The Reformation of ProphecyEarly Modern Interpretations of the Prophet & Old Testament Prophecy$
Users without a subscription are not able to see the full content.

G. Sujin Pak

Print publication date: 2018

Print ISBN-13: 9780190866921

Published to Oxford Scholarship Online: June 2018

DOI: 10.1093/oso/9780190866921.001.0001

Show Summary Details
Page of

PRINTED FROM OXFORD SCHOLARSHIP ONLINE (oxford.universitypressscholarship.com). (c) Copyright Oxford University Press, 2021. All Rights Reserved. An individual user may print out a PDF of a single chapter of a monograph in OSO for personal use. date: 12 April 2021



(p.1) Introduction
The Reformation of Prophecy

G. Sujin Pak

Oxford University Press
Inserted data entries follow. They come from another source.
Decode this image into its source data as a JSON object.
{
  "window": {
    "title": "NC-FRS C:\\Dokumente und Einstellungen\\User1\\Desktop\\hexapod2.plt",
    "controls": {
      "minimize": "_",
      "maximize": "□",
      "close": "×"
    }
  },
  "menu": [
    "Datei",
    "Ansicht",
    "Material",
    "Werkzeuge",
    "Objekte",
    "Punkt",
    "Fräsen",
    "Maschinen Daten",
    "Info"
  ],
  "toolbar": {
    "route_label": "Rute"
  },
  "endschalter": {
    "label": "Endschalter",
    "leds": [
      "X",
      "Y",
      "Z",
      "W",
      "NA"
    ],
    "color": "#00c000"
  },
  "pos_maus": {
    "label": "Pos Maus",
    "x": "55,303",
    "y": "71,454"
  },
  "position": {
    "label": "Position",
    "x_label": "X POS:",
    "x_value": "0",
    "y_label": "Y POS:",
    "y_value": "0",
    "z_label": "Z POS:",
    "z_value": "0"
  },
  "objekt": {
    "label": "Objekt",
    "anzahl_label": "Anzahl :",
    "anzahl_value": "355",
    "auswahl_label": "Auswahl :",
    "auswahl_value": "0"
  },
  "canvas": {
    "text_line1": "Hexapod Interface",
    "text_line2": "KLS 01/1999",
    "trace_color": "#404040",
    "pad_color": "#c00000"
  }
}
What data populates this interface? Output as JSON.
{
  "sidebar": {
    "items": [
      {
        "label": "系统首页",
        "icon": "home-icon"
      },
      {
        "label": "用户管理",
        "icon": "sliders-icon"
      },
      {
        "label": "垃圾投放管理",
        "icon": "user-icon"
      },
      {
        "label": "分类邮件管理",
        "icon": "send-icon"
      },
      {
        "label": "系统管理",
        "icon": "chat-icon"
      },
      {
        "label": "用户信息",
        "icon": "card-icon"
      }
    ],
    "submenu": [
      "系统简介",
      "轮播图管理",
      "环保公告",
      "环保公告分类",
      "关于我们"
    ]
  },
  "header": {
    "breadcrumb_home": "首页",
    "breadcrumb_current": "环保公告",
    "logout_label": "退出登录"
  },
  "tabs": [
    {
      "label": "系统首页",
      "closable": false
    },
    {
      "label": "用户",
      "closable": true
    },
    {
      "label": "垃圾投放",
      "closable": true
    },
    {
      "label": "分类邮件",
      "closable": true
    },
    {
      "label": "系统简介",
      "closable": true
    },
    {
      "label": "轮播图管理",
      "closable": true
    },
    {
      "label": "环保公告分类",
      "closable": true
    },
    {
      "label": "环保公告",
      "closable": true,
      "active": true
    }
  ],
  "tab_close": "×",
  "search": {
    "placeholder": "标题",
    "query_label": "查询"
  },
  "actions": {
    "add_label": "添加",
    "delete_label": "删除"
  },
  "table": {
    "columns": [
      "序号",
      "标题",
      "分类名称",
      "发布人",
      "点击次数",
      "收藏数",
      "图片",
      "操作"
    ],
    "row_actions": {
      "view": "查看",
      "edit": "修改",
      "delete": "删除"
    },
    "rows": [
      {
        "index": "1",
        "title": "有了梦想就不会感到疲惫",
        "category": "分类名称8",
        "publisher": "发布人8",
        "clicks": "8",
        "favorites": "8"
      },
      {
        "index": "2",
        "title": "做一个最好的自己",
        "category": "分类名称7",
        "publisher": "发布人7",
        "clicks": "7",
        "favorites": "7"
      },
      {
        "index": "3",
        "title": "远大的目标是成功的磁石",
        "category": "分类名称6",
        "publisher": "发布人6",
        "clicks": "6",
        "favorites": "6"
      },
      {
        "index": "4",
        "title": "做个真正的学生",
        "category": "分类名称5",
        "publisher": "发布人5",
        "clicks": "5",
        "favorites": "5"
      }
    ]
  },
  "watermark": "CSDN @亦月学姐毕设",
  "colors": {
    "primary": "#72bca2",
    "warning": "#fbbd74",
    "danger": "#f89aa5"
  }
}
This introduction surveys views of the prophet and prophecy from patristic and early medieval teachings to the eve of the Protestant reformations. Christian leaders across the church’s history simultaneously affirmed understandings of prophecy as foretelling and prophecy as interpretation of Scripture, with a growing emphasis on the latter and a continued emphasis on the role of revelation in both forms. Whereas Augustine’s teachings concerning prophecy tended to restrain apocalyptic expectation, the teachings of Joachim of Fiore introduced a radical shift in connecting biblical prophecy directly with human history. Consequently, on the eve of the Protestant reformations, late medieval conceptions of prophecy paved the way for increasing expectation of a figure who would usher in a new age. All the while early-modern Catholic leaders continued to affirm the ongoing contemporary function of prophecy, even as they sought to constrain such apocalyptic fervor.

Keywords:   prophet/prophecy, foretelling, interpretation of Scripture, Augustine, Peter Lombard, Thomas Aquinas, Joachim of Fiore, Erasmus of Rotterdam, Cajetan, Cardinal Egidio of Viterbo

Oxford Scholarship Online requires a subscription or purchase to access the full text of books within the service. Public users can however freely search the site and view the abstracts and keywords for each book and chapter.

Please, subscribe or login to access full text content.

If you think you should have access to this title, please contact your librarian.

To troubleshoot, please check our FAQs , and if you can't find the answer there, please contact us .